# Task material:
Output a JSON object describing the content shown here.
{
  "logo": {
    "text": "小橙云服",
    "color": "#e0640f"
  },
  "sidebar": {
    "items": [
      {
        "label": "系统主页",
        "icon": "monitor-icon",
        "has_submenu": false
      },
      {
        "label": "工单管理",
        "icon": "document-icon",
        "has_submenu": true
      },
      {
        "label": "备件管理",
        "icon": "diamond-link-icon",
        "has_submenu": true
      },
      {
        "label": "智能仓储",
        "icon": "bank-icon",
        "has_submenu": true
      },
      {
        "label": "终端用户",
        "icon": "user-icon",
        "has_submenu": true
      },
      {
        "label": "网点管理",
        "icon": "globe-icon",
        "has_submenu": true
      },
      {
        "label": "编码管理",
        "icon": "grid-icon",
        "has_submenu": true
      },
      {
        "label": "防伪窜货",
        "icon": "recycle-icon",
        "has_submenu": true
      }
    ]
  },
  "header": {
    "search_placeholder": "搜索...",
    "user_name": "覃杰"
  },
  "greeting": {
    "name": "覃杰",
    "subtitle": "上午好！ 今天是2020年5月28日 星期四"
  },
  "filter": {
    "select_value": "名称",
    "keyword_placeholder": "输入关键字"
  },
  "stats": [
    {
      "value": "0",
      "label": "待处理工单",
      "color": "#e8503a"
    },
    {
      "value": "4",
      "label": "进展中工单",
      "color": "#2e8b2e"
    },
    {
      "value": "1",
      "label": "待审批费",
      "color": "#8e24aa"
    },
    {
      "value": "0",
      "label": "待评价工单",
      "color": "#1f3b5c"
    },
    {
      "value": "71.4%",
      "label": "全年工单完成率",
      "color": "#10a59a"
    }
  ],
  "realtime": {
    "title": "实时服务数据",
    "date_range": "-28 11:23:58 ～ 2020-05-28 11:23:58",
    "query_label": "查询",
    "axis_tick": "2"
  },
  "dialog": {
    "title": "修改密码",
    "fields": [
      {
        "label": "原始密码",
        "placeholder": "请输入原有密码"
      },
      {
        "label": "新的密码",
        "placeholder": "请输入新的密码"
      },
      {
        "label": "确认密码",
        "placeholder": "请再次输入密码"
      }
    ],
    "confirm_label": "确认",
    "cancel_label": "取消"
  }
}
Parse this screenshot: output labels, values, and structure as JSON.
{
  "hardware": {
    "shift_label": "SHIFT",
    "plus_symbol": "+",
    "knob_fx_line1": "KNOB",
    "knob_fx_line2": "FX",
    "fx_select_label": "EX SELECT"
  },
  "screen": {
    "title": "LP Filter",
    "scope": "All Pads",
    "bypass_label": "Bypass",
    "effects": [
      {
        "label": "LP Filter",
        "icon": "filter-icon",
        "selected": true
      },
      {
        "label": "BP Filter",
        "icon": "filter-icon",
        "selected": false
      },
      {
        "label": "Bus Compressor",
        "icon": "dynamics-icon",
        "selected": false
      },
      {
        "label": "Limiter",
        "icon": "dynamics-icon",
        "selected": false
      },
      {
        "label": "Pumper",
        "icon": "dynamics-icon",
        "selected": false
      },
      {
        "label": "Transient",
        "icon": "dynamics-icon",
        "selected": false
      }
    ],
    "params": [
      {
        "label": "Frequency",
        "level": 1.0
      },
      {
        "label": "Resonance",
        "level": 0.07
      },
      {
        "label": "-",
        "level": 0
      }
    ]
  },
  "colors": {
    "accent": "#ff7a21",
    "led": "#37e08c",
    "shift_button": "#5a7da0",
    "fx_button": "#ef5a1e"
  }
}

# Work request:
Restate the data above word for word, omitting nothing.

# Written reply:
Output a JSON object describing the content shown here.
{
  "logo": {
    "text": "小橙云服",
    "color": "#e0640f"
  },
  "sidebar": {
    "items": [
      {
        "label": "系统主页",
        "icon": "monitor-icon",
        "has_submenu": false
      },
      {
        "label": "工单管理",
        "icon": "document-icon",
        "has_submenu": true
      },
      {
        "label": "备件管理",
        "icon": "diamond-link-icon",
        "has_submenu": true
      },
      {
        "label": "智能仓储",
        "icon": "bank-icon",
        "has_submenu": true
      },
      {
        "label": "终端用户",
        "icon": "user-icon",
        "has_submenu": true
      },
      {
        "label": "网点管理",
        "icon": "globe-icon",
        "has_submenu": true
      },
      {
        "label": "编码管理",
        "icon": "grid-icon",
        "has_submenu": true
      },
      {
        "label": "防伪窜货",
        "icon": "recycle-icon",
        "has_submenu": true
      }
    ]
  },
  "header": {
    "search_placeholder": "搜索...",
    "user_name": "覃杰"
  },
  "greeting": {
    "name": "覃杰",
    "subtitle": "上午好！ 今天是2020年5月28日 星期四"
  },
  "filter": {
    "select_value": "名称",
    "keyword_placeholder": "输入关键字"
  },
  "stats": [
    {
      "value": "0",
      "label": "待处理工单",
      "color": "#e8503a"
    },
    {
      "value": "4",
      "label": "进展中工单",
      "color": "#2e8b2e"
    },
    {
      "value": "1",
      "label": "待审批费",
      "color": "#8e24aa"
    },
    {
      "value": "0",
      "label": "待评价工单",
      "color": "#1f3b5c"
    },
    {
      "value": "71.4%",
      "label": "全年工单完成率",
      "color": "#10a59a"
    }
  ],
  "realtime": {
    "title": "实时服务数据",
    "date_range": "-28 11:23:58 ～ 2020-05-28 11:23:58",
    "query_label": "查询",
    "axis_tick": "2"
  },
  "dialog": {
    "title": "修改密码",
    "fields": [
      {
        "label": "原始密码",
        "placeholder": "请输入原有密码"
      },
      {
        "label": "新的密码",
        "placeholder": "请输入新的密码"
      },
      {
        "label": "确认密码",
        "placeholder": "请再次输入密码"
      }
    ],
    "confirm_label": "确认",
    "cancel_label": "取消"
  }
}
Parse this screenshot: output labels, values, and structure as JSON.
{
  "hardware": {
    "shift_label": "SHIFT",
    "plus_symbol": "+",
    "knob_fx_line1": "KNOB",
    "knob_fx_line2": "FX",
    "fx_select_label": "EX SELECT"
  },
  "screen": {
    "title": "LP Filter",
    "scope": "All Pads",
    "bypass_label": "Bypass",
    "effects": [
      {
        "label": "LP Filter",
        "icon": "filter-icon",
        "selected": true
      },
      {
        "label": "BP Filter",
        "icon": "filter-icon",
        "selected": false
      },
      {
        "label": "Bus Compressor",
        "icon": "dynamics-icon",
        "selected": false
      },
      {
        "label": "Limiter",
        "icon": "dynamics-icon",
        "selected": false
      },
      {
        "label": "Pumper",
        "icon": "dynamics-icon",
        "selected": false
      },
      {
        "label": "Transient",
        "icon": "dynamics-icon",
        "selected": false
      }
    ],
    "params": [
      {
        "label": "Frequency",
        "level": 1.0
      },
      {
        "label": "Resonance",
        "level": 0.07
      },
      {
        "label": "-",
        "level": 0
      }
    ]
  },
  "colors": {
    "accent": "#ff7a21",
    "led": "#37e08c",
    "shift_button": "#5a7da0",
    "fx_button": "#ef5a1e"
  }
}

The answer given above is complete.